[What the task requires]: Whenever the word "robot" appears in a line of the listing, copy that line.
☆ ☆ ☆ ☆ ☆ ☆ ☆
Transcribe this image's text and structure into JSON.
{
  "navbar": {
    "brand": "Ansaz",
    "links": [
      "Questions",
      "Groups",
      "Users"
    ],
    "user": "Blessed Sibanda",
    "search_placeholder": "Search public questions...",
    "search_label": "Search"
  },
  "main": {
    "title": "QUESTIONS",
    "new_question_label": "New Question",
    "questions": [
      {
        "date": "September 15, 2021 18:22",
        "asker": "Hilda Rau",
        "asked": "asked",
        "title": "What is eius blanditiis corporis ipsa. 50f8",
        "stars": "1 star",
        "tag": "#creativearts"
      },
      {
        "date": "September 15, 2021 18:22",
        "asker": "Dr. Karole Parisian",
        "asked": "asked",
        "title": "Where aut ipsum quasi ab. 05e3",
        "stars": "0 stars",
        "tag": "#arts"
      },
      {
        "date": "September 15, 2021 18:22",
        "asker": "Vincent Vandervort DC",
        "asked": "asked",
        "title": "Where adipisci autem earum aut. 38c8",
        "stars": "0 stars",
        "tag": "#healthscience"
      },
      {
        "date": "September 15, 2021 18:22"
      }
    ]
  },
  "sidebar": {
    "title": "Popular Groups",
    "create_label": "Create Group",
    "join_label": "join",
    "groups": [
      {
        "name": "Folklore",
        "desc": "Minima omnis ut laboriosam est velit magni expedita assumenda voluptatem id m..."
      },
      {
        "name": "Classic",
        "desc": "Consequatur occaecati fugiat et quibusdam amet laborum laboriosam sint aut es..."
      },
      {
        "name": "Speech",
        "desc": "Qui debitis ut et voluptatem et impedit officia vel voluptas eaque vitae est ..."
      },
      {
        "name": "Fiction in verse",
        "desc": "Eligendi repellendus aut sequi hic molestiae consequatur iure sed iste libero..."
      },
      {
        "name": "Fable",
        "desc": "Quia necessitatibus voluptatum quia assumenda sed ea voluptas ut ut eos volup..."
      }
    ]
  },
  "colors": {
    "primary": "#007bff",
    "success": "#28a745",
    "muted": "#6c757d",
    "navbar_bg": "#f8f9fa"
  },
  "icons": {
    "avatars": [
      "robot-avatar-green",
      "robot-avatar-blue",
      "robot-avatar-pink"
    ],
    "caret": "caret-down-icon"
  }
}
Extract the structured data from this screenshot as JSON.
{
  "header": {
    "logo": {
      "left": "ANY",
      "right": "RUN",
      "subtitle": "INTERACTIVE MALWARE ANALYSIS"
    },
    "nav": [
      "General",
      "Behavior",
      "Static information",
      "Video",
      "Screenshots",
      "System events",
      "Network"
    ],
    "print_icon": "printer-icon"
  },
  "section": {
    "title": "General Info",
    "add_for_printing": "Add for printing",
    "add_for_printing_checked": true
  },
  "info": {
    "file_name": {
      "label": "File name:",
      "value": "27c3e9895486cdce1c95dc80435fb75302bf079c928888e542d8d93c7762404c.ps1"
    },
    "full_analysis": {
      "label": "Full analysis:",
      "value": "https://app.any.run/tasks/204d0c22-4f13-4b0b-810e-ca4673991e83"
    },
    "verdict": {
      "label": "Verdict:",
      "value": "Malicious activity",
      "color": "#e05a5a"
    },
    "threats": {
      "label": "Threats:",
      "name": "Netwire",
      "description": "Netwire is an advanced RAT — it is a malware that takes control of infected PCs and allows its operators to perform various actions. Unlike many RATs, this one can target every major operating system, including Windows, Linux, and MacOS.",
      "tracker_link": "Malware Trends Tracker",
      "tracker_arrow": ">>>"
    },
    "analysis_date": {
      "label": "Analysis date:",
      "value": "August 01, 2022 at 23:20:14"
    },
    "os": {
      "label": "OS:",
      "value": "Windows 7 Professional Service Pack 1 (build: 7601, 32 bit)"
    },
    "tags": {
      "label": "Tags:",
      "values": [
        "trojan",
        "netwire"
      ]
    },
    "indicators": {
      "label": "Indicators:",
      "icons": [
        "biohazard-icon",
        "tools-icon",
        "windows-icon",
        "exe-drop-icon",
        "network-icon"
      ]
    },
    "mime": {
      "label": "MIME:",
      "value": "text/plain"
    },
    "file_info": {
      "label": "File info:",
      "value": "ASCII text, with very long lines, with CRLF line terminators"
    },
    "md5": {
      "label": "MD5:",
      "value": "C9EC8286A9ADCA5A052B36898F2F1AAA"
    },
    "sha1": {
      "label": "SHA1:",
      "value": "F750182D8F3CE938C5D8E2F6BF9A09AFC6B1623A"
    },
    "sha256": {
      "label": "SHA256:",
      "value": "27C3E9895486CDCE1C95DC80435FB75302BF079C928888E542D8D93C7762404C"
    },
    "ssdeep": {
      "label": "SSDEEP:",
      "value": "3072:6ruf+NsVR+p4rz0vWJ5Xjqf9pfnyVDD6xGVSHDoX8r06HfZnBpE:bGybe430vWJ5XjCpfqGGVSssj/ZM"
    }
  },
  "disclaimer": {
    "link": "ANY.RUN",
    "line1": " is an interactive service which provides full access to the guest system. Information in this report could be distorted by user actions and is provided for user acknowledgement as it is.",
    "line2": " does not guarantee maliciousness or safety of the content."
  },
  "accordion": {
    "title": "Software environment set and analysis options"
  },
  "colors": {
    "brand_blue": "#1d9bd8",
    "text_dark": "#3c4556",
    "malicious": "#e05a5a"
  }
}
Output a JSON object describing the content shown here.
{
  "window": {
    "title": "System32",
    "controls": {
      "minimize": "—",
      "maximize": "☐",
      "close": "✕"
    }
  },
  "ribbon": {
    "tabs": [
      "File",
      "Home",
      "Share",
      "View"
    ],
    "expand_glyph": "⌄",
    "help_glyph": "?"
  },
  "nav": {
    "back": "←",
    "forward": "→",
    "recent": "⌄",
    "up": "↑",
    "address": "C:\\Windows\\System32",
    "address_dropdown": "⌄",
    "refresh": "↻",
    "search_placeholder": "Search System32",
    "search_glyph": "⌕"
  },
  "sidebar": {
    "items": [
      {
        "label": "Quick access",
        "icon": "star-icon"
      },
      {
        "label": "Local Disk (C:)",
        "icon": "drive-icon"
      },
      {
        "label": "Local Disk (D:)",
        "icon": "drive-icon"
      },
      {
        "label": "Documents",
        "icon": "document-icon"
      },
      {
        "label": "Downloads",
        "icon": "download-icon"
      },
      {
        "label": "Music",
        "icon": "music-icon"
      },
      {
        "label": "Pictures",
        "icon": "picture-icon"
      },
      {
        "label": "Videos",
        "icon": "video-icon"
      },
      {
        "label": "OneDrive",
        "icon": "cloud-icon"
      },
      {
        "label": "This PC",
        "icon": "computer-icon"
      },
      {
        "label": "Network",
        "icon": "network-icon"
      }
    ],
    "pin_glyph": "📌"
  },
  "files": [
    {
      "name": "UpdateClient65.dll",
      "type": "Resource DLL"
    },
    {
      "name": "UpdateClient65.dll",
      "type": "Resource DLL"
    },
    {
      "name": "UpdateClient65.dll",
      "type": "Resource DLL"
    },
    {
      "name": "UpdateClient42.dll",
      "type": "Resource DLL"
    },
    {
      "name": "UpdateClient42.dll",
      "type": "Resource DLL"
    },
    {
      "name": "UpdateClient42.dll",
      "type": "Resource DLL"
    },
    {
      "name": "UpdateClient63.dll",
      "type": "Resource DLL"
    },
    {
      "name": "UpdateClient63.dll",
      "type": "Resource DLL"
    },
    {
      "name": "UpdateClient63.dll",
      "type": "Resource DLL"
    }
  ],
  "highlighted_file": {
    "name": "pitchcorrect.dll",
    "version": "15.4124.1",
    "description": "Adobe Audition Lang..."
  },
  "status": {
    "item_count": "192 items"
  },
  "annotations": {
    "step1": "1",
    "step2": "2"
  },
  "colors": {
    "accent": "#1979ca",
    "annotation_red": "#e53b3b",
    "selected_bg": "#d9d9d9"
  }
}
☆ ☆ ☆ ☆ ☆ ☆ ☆
[Result of the exercise]:
      "robot-avatar-green",
      "robot-avatar-blue",
      "robot-avatar-pink"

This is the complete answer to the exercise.